“Everything was one on one,” the gallerist said while sitting long gallery hours this past week. “People go out less now; the ways in which everyone gathers information have changed…People look at paintings online instead of in person. It leaves me a little dumbfounded.”
And yet Fletcher said he’s also noted that those still buying art, or any items from real estate to music, are being more discerning. Which is working for he and others in the field as more collections come to market, looking for new generations of aficionados.
“Just look at the economy. There’s all this booming stuff that Trump and his followers are speaking about, and then that which most people experience…it’s all very hard to read,” he added. “For me, the bottom line is that those left standing at the end of the day want better things. Which we can still provide.”
Like the Walter Plate beach painting. Or, for that matter, all that Tom Fletcher has assembled for his 23rd Art Auction starting off at 2 p.m. Saturday, June 23 at the Woodstock Community Center on Rock City Road.
Fletcher added that, for those who still appreciate seeing art in person, on a real wall in real light, he’ll be maintaining preview gallery hours from 10 a.m. to 10 p.m. Thursday and Friday, June 21 and 22, at his space located at 40 Mill Hill Road in Woodstock.
Call 679-4411 or see fletchergallery.com for more information, or to see an online catalogue of the 200 plus items up for sale.
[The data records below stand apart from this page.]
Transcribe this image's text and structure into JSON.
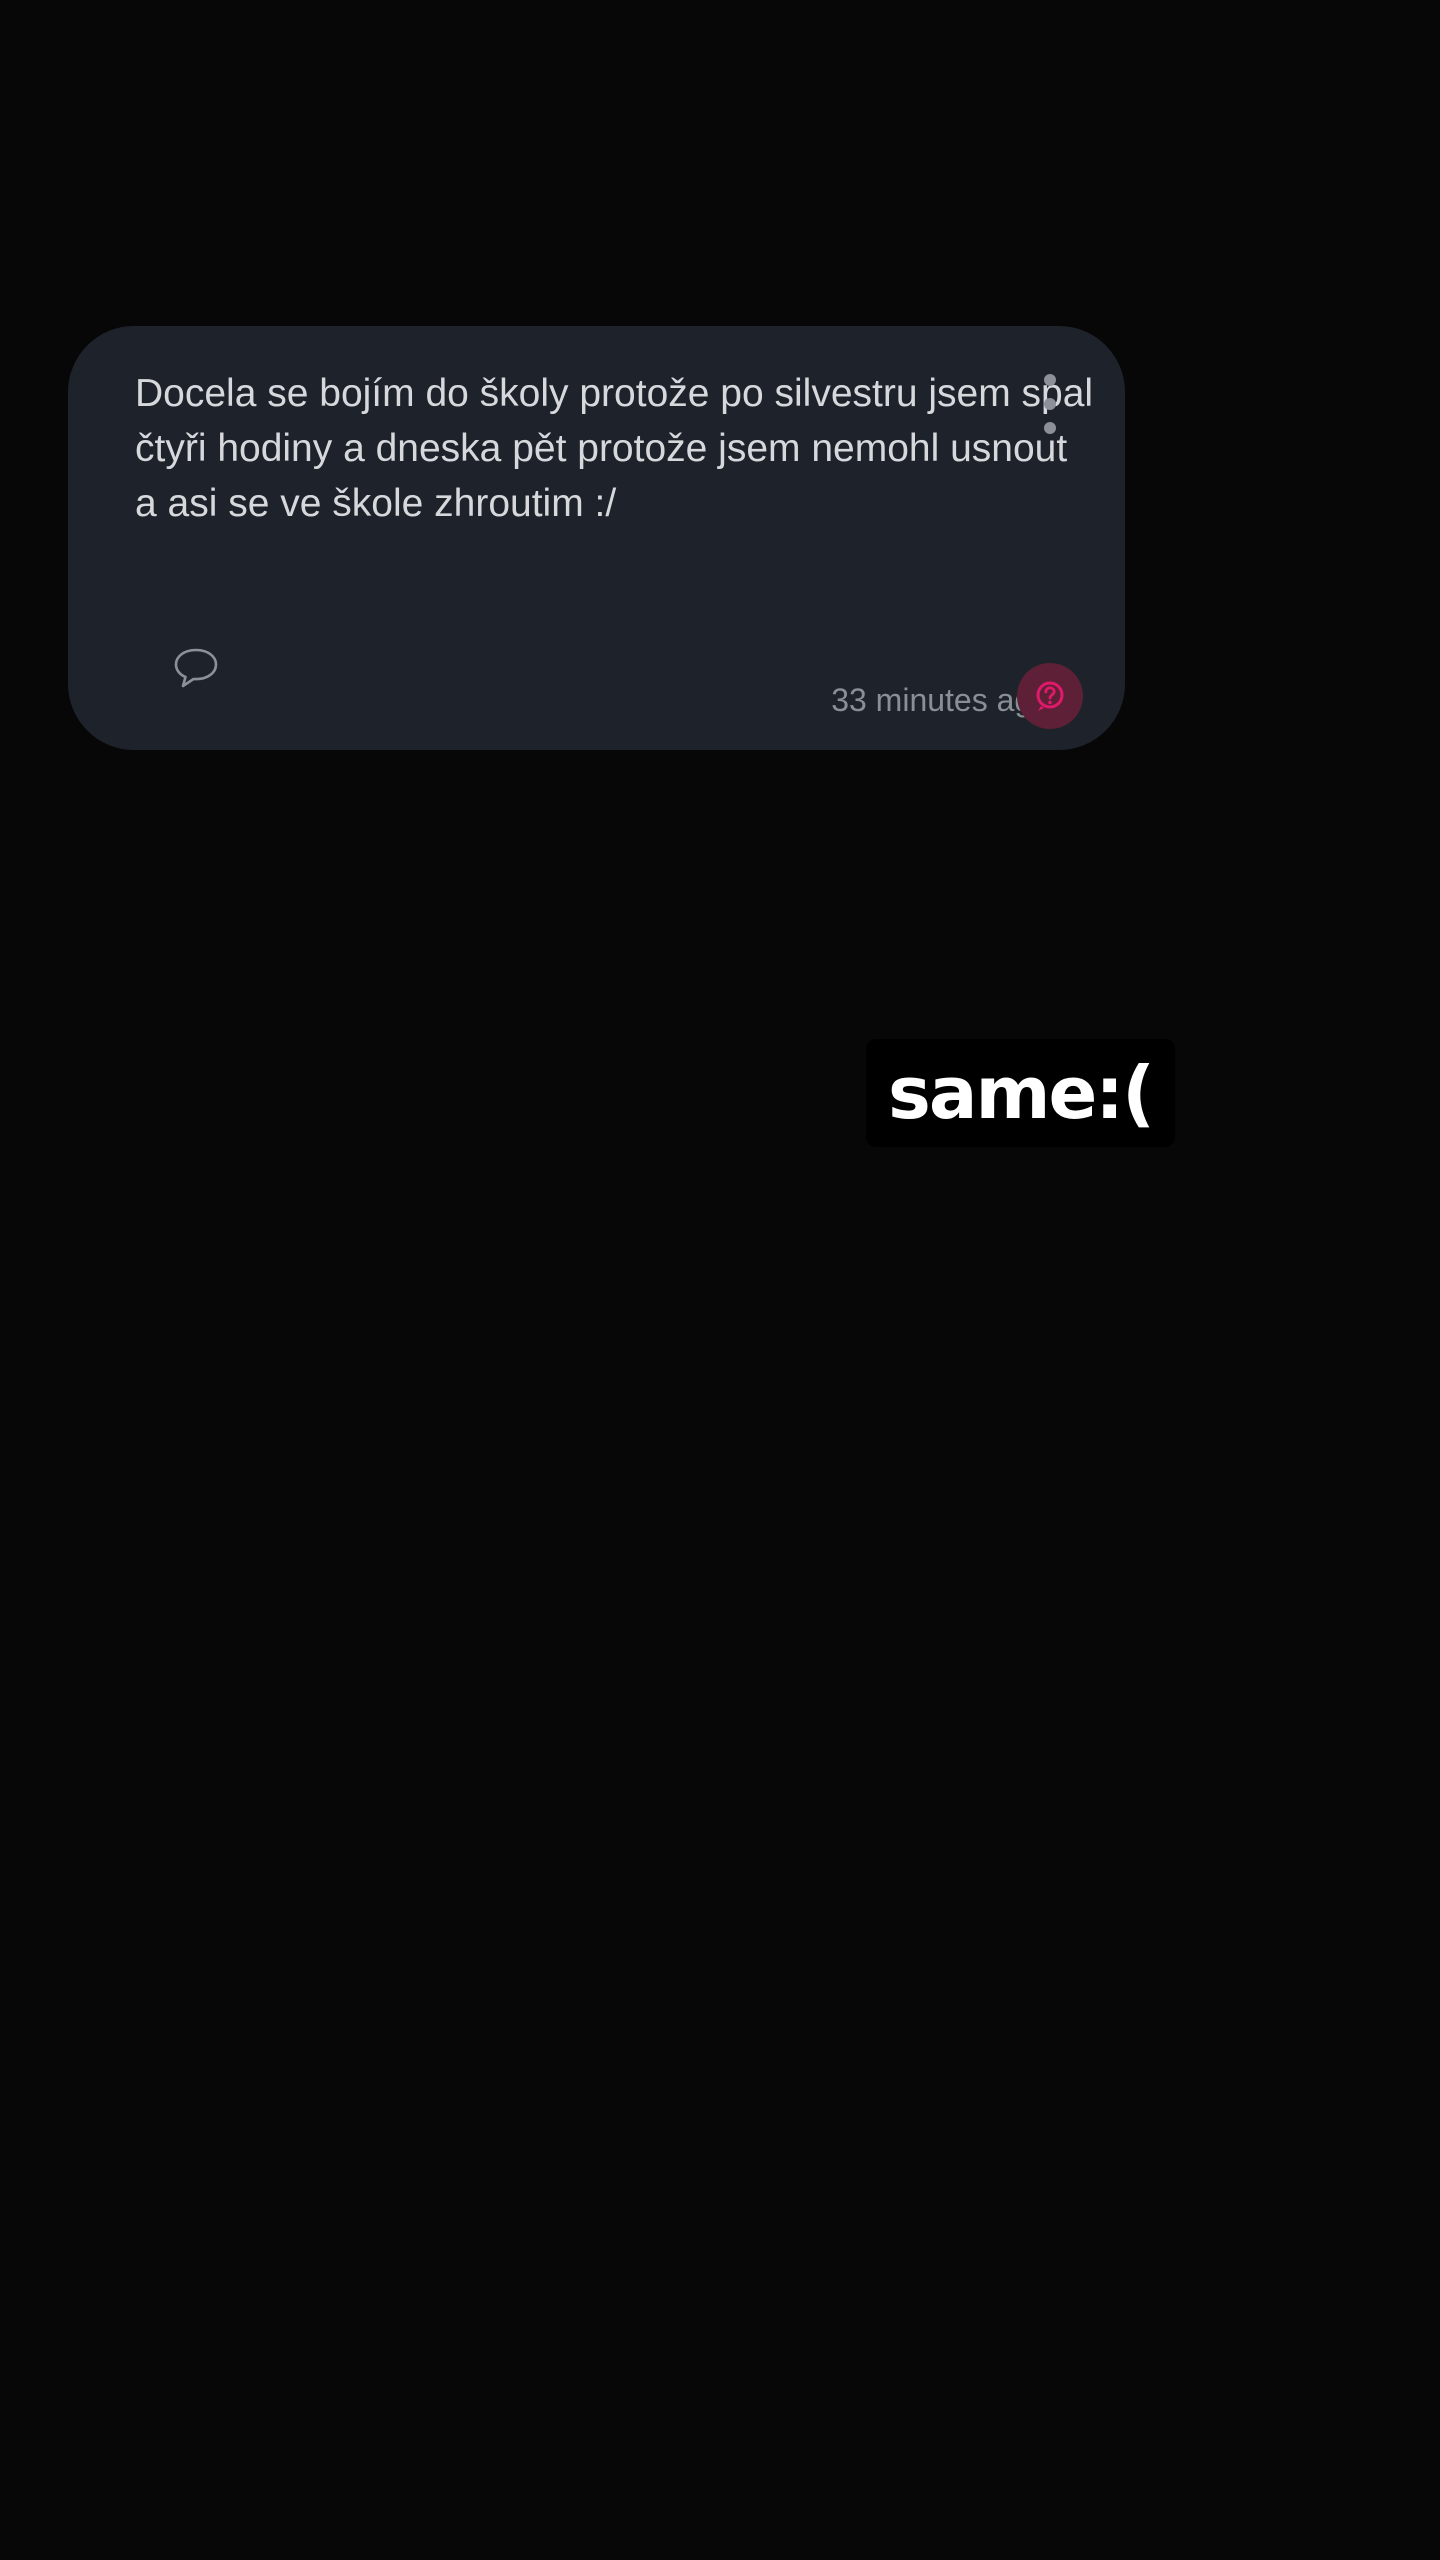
{
  "post": {
    "text": "Docela se bojím do školy protože po silvestru jsem spal čtyři hodiny a dneska pět protože jsem nemohl usnout a asi se ve škole zhroutim :/",
    "timestamp": "33 minutes ago",
    "icons": {
      "menu": "more-vertical-icon",
      "comment": "comment-bubble-icon",
      "help": "help-circle-icon"
    },
    "colors": {
      "card_background": "#1e232b",
      "text": "#d6d8dc",
      "help_accent": "#e0196a"
    }
  },
  "caption": {
    "text": "same:("
  }
}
Just don’t forget that seeing such stuff in person is still a treat. And what human culture is still all about.